((

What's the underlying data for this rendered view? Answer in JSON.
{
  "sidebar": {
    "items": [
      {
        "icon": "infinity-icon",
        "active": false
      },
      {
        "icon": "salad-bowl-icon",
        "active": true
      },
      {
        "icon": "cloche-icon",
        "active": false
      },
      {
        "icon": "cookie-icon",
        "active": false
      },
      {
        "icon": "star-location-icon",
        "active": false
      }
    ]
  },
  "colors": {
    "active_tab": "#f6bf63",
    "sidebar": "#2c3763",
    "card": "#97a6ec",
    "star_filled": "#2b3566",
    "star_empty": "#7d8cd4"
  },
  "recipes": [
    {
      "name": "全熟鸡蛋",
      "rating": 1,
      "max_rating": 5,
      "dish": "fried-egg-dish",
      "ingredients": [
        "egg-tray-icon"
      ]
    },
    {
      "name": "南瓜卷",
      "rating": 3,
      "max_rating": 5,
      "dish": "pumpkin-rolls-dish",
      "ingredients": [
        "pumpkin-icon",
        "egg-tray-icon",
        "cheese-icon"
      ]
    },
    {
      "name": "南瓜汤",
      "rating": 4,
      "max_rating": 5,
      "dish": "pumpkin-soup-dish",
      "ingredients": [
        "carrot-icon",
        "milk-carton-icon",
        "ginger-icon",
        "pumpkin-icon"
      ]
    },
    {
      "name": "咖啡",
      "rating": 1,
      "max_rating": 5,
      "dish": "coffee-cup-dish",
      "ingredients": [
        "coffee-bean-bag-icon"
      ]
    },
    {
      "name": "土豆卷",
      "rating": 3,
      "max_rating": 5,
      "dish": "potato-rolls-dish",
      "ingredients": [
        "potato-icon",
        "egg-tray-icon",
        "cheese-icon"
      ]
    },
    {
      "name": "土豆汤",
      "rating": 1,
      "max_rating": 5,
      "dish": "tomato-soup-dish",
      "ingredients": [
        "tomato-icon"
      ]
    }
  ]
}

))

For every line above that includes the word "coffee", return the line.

      "dish": "coffee-cup-dish",
        "coffee-bean-bag-icon"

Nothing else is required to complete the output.